Citation: Gaspar L, Bartman S, Coppotelli G and Ross JM (2023) Effect of apparatus characteristics on anxiety-like behavior in young adult and old mice of both sexes assessed by the elevated plus maze assay. Front. Behav. Neurosci. 17:1182661. doi: 10.3389/fnbeh.2023.1182661
Received: 09 March 2023; Accepted: 25 July 2023;
Published: 10 August 2023.
Edited by:Marjorie C. Gondré-Lewis, Howard University, United States
Reviewed by:Oliver Stiedl, Vrije Universiteit Amsterdam, Netherlands
Rodrigo Orso, University of Milan, Italy
Juan Francisco Rodríguez-Landa, Universidad Veracruzana, Mexico
Copyright © 2023 Gaspar, Bartman, Coppotelli and Ross. This is an open-access article distributed under the terms of the Creative Commons Attribution License (CC BY). The use, distribution or reproduction in other forums is permitted, provided the original author(s) and the copyright owner(s) are credited and that the original publication in this journal is cited, in accordance with accepted academic practice. No use, distribution or reproduction is permitted which does not comply with these terms.

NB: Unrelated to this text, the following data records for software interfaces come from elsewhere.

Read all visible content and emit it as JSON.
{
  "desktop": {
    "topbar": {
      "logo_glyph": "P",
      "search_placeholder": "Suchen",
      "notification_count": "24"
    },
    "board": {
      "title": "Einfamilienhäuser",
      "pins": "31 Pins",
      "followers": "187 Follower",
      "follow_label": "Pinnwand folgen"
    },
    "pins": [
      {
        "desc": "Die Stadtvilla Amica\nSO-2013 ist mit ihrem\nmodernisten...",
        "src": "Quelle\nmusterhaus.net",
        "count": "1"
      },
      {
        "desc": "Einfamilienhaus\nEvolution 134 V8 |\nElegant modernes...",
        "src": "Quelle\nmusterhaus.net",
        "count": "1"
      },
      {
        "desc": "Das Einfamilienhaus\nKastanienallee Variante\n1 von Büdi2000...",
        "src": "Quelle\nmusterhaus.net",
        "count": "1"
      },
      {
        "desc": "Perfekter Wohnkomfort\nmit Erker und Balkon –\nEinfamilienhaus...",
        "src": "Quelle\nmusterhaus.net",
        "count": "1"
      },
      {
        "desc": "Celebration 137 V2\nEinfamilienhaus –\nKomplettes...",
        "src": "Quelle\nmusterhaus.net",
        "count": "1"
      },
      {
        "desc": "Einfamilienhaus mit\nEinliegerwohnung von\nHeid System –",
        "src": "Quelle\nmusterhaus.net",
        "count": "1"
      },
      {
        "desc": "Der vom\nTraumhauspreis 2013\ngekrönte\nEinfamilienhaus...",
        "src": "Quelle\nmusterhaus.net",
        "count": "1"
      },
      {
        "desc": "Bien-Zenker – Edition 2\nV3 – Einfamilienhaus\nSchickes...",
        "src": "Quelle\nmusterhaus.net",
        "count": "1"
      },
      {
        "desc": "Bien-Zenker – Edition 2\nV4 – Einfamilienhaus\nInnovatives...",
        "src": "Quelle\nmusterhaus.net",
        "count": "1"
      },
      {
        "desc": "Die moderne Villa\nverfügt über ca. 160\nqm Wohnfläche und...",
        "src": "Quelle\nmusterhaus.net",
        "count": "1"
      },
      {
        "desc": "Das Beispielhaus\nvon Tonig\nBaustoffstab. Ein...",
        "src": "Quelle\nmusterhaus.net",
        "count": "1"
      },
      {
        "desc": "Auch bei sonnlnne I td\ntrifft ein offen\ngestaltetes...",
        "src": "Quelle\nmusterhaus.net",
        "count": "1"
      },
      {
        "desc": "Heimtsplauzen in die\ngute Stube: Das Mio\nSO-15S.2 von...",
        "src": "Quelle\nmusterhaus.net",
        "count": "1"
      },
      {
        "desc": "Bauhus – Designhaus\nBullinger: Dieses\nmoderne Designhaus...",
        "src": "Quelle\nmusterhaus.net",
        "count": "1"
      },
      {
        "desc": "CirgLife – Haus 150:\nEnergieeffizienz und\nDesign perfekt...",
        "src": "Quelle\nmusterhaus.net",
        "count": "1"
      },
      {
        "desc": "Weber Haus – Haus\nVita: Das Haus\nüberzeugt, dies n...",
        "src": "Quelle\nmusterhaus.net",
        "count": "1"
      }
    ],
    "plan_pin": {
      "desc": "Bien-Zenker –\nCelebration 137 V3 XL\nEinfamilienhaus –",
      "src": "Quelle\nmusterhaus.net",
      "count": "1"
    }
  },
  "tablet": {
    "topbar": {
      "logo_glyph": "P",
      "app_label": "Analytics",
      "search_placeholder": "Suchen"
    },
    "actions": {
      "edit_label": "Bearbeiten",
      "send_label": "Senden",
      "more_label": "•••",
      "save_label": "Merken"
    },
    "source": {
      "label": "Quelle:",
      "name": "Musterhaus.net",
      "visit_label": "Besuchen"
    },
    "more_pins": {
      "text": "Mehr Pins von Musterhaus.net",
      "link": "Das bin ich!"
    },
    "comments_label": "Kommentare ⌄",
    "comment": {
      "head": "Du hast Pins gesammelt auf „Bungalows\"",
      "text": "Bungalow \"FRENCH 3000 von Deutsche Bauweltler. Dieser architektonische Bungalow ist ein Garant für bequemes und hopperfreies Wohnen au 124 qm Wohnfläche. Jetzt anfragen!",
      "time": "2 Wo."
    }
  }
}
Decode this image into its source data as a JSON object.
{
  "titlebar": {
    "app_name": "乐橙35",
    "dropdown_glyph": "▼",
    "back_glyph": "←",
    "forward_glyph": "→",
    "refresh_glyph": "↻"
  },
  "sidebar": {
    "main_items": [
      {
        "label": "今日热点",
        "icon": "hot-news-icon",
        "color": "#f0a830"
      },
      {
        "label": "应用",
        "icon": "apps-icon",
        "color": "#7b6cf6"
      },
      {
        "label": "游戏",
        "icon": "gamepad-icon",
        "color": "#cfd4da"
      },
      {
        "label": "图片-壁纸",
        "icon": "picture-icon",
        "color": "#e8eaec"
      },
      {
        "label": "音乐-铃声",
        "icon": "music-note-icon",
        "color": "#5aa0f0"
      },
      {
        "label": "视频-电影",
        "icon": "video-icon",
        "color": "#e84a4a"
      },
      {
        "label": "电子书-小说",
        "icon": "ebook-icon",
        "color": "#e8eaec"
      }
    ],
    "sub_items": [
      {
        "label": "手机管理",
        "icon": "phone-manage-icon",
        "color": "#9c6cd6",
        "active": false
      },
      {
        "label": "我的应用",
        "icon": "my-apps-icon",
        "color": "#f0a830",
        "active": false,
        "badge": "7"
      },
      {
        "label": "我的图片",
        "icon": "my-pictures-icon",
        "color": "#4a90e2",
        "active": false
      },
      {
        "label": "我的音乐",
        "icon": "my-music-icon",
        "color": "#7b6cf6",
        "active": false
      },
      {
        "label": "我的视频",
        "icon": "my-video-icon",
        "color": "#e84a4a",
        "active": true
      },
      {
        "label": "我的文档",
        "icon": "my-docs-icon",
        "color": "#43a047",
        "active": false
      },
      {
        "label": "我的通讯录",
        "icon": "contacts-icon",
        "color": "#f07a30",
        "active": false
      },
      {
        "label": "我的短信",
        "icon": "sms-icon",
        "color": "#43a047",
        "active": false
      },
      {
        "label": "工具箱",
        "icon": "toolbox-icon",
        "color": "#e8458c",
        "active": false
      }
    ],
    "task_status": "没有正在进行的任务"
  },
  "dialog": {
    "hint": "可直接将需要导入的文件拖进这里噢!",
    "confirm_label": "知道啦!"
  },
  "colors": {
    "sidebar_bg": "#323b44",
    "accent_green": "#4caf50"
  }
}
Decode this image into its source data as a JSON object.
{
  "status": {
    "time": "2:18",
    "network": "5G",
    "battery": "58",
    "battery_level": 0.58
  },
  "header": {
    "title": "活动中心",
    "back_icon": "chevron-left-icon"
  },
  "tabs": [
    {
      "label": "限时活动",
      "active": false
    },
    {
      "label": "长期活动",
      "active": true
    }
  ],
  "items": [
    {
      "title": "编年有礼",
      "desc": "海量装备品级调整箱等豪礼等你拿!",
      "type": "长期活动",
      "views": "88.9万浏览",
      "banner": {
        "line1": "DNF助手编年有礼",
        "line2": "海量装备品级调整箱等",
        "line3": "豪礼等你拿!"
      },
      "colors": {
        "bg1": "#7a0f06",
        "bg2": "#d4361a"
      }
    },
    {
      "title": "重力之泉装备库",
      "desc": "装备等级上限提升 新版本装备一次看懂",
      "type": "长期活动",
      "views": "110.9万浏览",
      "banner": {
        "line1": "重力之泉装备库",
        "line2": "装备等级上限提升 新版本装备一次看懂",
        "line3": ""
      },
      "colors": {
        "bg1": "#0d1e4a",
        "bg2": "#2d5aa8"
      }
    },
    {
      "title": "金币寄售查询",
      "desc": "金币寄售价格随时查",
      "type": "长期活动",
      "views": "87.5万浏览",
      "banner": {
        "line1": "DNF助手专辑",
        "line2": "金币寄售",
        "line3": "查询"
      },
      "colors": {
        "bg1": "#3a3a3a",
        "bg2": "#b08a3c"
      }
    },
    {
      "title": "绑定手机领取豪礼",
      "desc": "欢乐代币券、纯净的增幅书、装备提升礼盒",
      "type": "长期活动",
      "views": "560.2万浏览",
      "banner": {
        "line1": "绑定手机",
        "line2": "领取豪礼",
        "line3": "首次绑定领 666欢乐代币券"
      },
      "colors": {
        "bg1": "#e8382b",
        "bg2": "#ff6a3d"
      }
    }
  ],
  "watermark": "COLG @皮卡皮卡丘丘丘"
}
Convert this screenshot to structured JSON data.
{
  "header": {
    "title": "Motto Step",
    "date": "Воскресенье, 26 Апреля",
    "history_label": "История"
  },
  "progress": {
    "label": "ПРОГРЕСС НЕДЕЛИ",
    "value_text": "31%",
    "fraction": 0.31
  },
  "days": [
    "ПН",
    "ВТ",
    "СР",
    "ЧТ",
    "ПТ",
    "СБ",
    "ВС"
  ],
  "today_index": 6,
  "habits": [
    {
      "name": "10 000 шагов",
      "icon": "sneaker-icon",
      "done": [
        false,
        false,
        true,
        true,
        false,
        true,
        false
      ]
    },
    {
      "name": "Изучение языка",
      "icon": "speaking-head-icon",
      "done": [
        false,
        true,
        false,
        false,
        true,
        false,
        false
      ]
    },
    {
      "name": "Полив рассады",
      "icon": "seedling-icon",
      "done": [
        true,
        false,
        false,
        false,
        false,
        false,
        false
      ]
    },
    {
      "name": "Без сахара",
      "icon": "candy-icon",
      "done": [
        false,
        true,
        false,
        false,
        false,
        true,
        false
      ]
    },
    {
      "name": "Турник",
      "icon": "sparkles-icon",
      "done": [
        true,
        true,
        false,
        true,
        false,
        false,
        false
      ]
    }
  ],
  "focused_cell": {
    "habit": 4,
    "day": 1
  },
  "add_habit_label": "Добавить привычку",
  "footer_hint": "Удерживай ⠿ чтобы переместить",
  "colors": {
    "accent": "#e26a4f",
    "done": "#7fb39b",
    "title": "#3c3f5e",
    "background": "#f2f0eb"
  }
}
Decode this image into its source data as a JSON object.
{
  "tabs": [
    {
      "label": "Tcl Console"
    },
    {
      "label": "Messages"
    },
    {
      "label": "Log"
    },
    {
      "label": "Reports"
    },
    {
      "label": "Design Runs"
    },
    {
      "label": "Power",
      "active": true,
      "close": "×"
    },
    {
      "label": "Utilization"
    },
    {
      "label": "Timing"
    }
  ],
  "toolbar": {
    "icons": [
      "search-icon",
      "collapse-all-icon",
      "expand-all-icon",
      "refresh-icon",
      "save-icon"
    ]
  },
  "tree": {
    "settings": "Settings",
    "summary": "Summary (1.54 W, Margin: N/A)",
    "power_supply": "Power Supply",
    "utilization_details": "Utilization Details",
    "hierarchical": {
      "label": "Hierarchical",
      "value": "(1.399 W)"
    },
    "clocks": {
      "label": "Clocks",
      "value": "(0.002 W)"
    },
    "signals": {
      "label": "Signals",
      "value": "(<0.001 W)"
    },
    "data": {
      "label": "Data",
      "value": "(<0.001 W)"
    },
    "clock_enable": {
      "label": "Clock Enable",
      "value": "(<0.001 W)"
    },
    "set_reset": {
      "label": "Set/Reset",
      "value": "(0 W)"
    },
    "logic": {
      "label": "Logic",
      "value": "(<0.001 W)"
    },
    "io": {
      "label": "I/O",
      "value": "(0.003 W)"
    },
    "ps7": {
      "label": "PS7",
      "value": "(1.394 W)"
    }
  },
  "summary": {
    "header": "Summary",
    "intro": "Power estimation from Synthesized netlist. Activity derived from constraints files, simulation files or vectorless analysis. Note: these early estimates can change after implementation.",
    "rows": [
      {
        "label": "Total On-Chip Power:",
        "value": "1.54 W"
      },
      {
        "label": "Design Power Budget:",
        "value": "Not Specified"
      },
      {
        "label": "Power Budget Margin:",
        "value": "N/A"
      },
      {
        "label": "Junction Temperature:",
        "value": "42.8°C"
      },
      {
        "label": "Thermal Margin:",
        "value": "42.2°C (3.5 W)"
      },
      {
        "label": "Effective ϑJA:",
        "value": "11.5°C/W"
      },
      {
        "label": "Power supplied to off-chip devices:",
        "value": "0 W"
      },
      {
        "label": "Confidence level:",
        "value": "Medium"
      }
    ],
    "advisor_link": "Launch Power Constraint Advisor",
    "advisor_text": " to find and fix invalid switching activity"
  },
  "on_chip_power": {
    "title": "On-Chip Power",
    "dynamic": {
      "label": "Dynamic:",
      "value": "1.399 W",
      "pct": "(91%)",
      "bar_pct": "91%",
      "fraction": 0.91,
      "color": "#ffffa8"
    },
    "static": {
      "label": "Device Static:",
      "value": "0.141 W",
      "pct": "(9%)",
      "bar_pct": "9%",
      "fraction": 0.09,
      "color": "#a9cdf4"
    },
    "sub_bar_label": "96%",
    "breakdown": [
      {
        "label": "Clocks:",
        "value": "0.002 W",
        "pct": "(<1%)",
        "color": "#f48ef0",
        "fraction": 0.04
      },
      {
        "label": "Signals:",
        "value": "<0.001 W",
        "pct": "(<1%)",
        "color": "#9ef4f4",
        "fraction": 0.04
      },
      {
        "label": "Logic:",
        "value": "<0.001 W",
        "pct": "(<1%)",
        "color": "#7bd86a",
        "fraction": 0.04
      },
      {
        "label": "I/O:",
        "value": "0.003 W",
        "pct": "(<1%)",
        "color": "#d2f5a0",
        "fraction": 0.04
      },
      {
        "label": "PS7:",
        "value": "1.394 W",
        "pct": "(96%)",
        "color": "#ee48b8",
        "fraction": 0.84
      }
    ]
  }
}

†These authors have contributed equally to this work and share first authorship